U.N. child rights body says U.S. lax on clerical sex abuse cases

February 18, 2013

(Joelle Casteix, victim of sexual abuse by a priest and member of U.S.-based support group Survivor’s Network of those Abused by Priests (SNAP), attaches pictures to a wall before of a news conference in downtown Rome June 8, 2010. REUTERS/Tony Gentile )

A U.N. committee has accused U.S. legal authorities of failing to fully pursue cases of child sex abuse in religious groups, an issue especially troubling the Roman Catholic Church.

The Committee on the Rights of the Child wrote this month that it was “deeply concerned” to find widespread sexual abuse by clerics and staff of religious institutions and “a lack of measures … to properly investigate cases and prosecute them”.

Britain’s National Secular Society, which drew attention on Monday to the little-noticed report, said it hoped the Catholic pope to be elected next month would open Church files to help prosecute as yet undiscovered cases of clerical sexual abuse.

The scandal of predator priests has haunted the pontificate of Pope Benedict, who will resign on Feb 28. The pope has apologized for the abuse and met victims in several countries, but cases and damning internal files are still coming to light.

After years of legal battles, the Los Angeles archdiocese bowed to a court order last month and released 12,000 pages of files showing its former head, Cardinal Roger Mahony, had sent accused abusers out of state to avoid justice in the 1980s.

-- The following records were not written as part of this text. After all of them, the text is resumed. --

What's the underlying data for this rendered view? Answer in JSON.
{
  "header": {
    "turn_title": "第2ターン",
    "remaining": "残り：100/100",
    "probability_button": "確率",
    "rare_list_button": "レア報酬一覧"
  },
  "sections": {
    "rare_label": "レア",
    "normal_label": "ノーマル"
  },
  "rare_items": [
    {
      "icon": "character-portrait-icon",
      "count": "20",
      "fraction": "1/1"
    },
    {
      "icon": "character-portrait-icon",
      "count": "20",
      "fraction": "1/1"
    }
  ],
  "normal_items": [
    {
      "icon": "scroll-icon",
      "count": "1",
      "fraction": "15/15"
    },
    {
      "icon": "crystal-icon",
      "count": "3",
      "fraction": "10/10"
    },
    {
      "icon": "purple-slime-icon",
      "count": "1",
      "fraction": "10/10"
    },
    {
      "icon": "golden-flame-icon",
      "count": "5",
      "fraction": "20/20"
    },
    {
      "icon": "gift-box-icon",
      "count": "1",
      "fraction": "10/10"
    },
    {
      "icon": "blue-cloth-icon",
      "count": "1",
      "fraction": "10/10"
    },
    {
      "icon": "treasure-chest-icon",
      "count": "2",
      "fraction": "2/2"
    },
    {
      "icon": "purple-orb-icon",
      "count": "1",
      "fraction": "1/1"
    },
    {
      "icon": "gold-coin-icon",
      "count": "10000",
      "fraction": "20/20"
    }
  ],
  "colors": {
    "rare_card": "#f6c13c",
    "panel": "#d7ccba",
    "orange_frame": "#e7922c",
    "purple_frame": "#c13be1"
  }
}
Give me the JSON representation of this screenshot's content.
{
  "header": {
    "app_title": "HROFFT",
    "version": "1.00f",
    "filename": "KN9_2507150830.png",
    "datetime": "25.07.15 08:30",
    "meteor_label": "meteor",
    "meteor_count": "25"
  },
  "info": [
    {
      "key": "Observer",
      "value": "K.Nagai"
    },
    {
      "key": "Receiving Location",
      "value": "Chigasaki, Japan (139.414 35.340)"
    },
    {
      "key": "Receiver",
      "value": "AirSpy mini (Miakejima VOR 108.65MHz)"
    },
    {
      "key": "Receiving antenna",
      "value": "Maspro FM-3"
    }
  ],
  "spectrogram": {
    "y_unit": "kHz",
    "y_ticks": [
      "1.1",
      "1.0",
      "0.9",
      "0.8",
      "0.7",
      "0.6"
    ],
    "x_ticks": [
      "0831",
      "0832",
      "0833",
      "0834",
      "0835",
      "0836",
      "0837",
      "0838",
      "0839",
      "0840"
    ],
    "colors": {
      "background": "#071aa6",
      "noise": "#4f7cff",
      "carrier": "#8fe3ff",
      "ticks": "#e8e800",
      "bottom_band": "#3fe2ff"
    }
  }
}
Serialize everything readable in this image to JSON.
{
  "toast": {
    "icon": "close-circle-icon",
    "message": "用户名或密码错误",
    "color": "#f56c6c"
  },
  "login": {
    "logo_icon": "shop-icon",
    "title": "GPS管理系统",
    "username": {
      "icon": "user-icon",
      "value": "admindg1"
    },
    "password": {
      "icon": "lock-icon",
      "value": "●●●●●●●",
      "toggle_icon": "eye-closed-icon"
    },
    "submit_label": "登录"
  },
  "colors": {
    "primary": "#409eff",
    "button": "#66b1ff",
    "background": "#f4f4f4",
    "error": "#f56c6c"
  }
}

“The committee is deeply concerned at information of sexual abuse committed by clerics and leading members of certain faith-based organizations and religious institutions on a massive and long-term scale,” said the report, which gave no details.

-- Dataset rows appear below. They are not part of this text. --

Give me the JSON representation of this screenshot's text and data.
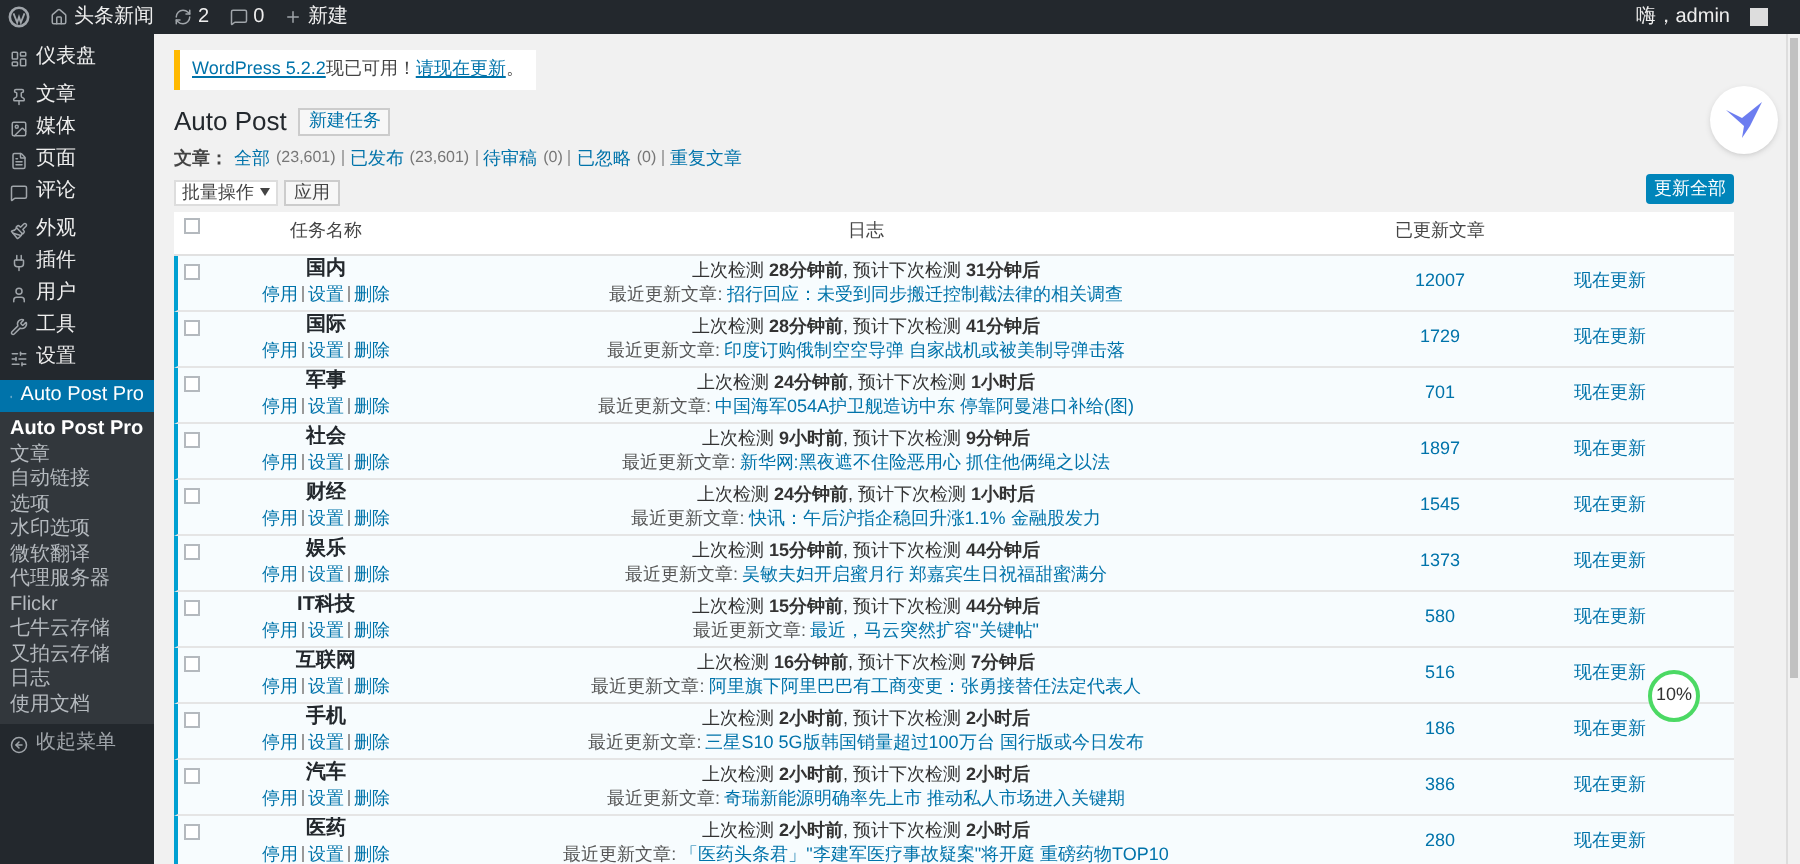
{
  "admin_bar": {
    "site": "头条新闻",
    "updates": "2",
    "comments": "0",
    "new": "新建",
    "greeting": "嗨，admin"
  },
  "sidebar": {
    "items": [
      {
        "label": "仪表盘",
        "selected": false
      },
      {
        "label": "文章",
        "selected": false
      },
      {
        "label": "媒体",
        "selected": false
      },
      {
        "label": "页面",
        "selected": false
      },
      {
        "label": "评论",
        "selected": false
      },
      {
        "label": "外观",
        "selected": false
      },
      {
        "label": "插件",
        "selected": false
      },
      {
        "label": "用户",
        "selected": false
      },
      {
        "label": "工具",
        "selected": false
      },
      {
        "label": "设置",
        "selected": false
      },
      {
        "label": "Auto Post Pro",
        "selected": true,
        "children": [
          {
            "label": "Auto Post Pro",
            "selected": true
          },
          {
            "label": "文章",
            "selected": false
          },
          {
            "label": "自动链接",
            "selected": false
          },
          {
            "label": "选项",
            "selected": false
          },
          {
            "label": "水印选项",
            "selected": false
          },
          {
            "label": "微软翻译",
            "selected": false
          },
          {
            "label": "代理服务器",
            "selected": false
          },
          {
            "label": "Flickr",
            "selected": false
          },
          {
            "label": "七牛云存储",
            "selected": false
          },
          {
            "label": "又拍云存储",
            "selected": false
          },
          {
            "label": "日志",
            "selected": false
          },
          {
            "label": "使用文档",
            "selected": false
          }
        ]
      }
    ],
    "collapse": "收起菜单"
  },
  "notice": {
    "link": "WordPress 5.2.2",
    "text": "现已可用！",
    "action": "请现在更新",
    "end": "。"
  },
  "page_title": "Auto Post",
  "add_button": "新建任务",
  "filters": {
    "label": "文章：",
    "items": [
      {
        "label": "全部",
        "count": "(23,601)"
      },
      {
        "label": "已发布",
        "count": "(23,601)"
      },
      {
        "label": "待审稿",
        "count": "(0)"
      },
      {
        "label": "已忽略",
        "count": "(0)"
      },
      {
        "label": "重复文章"
      }
    ]
  },
  "bulk": {
    "select": "批量操作",
    "apply": "应用"
  },
  "select_all_checked": false,
  "update_all": "更新全部",
  "table": {
    "columns": [
      "任务名称",
      "日志",
      "已更新文章"
    ],
    "rows": [
      {
        "name": "国内",
        "checked": false,
        "actions": [
          "停用",
          "设置",
          "删除"
        ],
        "log": "上次检测 **28分钟前**, 预计下次检测 **31分钟后**",
        "latest_label": "最近更新文章:",
        "latest": "招行回应：未受到同步搬迁控制截法律的相关调查",
        "count": "12007",
        "action": "现在更新"
      },
      {
        "name": "国际",
        "checked": false,
        "actions": [
          "停用",
          "设置",
          "删除"
        ],
        "log": "上次检测 **28分钟前**, 预计下次检测 **41分钟后**",
        "latest_label": "最近更新文章:",
        "latest": "印度订购俄制空空导弹 自家战机或被美制导弹击落",
        "count": "1729",
        "action": "现在更新"
      },
      {
        "name": "军事",
        "checked": false,
        "actions": [
          "停用",
          "设置",
          "删除"
        ],
        "log": "上次检测 **24分钟前**, 预计下次检测 **1小时后**",
        "latest_label": "最近更新文章:",
        "latest": "中国海军054A护卫舰造访中东 停靠阿曼港口补给(图)",
        "count": "701",
        "action": "现在更新"
      },
      {
        "name": "社会",
        "checked": false,
        "actions": [
          "停用",
          "设置",
          "删除"
        ],
        "log": "上次检测 **9小时前**, 预计下次检测 **9分钟后**",
        "latest_label": "最近更新文章:",
        "latest": "新华网:黑夜遮不住险恶用心 抓住他俩绳之以法",
        "count": "1897",
        "action": "现在更新"
      },
      {
        "name": "财经",
        "checked": false,
        "actions": [
          "停用",
          "设置",
          "删除"
        ],
        "log": "上次检测 **24分钟前**, 预计下次检测 **1小时后**",
        "latest_label": "最近更新文章:",
        "latest": "快讯：午后沪指企稳回升涨1.1% 金融股发力",
        "count": "1545",
        "action": "现在更新"
      },
      {
        "name": "娱乐",
        "checked": false,
        "actions": [
          "停用",
          "设置",
          "删除"
        ],
        "log": "上次检测 **15分钟前**, 预计下次检测 **44分钟后**",
        "latest_label": "最近更新文章:",
        "latest": "吴敏夫妇开启蜜月行 郑嘉宾生日祝福甜蜜满分",
        "count": "1373",
        "action": "现在更新"
      },
      {
        "name": "IT科技",
        "checked": false,
        "actions": [
          "停用",
          "设置",
          "删除"
        ],
        "log": "上次检测 **15分钟前**, 预计下次检测 **44分钟后**",
        "latest_label": "最近更新文章:",
        "latest": "最近，马云突然扩容\"关键帖\"",
        "count": "580",
        "action": "现在更新"
      },
      {
        "name": "互联网",
        "checked": false,
        "actions": [
          "停用",
          "设置",
          "删除"
        ],
        "log": "上次检测 **16分钟前**, 预计下次检测 **7分钟后**",
        "latest_label": "最近更新文章:",
        "latest": "阿里旗下阿里巴巴有工商变更：张勇接替任法定代表人",
        "count": "516",
        "action": "现在更新"
      },
      {
        "name": "手机",
        "checked": false,
        "actions": [
          "停用",
          "设置",
          "删除"
        ],
        "log": "上次检测 **2小时前**, 预计下次检测 **2小时后**",
        "latest_label": "最近更新文章:",
        "latest": "三星S10 5G版韩国销量超过100万台 国行版或今日发布",
        "count": "186",
        "action": "现在更新"
      },
      {
        "name": "汽车",
        "checked": false,
        "actions": [
          "停用",
          "设置",
          "删除"
        ],
        "log": "上次检测 **2小时前**, 预计下次检测 **2小时后**",
        "latest_label": "最近更新文章:",
        "latest": "奇瑞新能源明确率先上市 推动私人市场进入关键期",
        "count": "386",
        "action": "现在更新"
      },
      {
        "name": "医药",
        "checked": false,
        "actions": [
          "停用",
          "设置",
          "删除"
        ],
        "log": "上次检测 **2小时前**, 预计下次检测 **2小时后**",
        "latest_label": "最近更新文章:",
        "latest": "「医药头条君」\"李建军医疗事故疑案\"将开庭 重磅药物TOP10",
        "count": "280",
        "action": "现在更新"
      }
    ]
  },
  "progress_badge": "10%"
}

It said it also found a “lack of measures taken by (U.S. legal authorities) to properly investigate cases and prosecute those accused” and urged them to order law enforcement officials to step up efforts to uncover and bring charges against abusers.

Read the full story here.
.
Follow RTRFaithWorld via Twitter Follow all posts on Twitter @ RTRFaithWorld

rss button Follow all posts via RSS

No comments so far

We welcome comments that advance the story through relevant opinion, anecdotes, links and data. If you see a comment that you believe is irrelevant or inappropriate, you can flag it to our editors by using the report abuse links. Views expressed in the comments do not represent those of Reuters. For more information on our comment policy, see http://blogs.reuters.com/fulldisclosure/2010/09/27/toward-a-more-thoughtful-conversation-on-stories/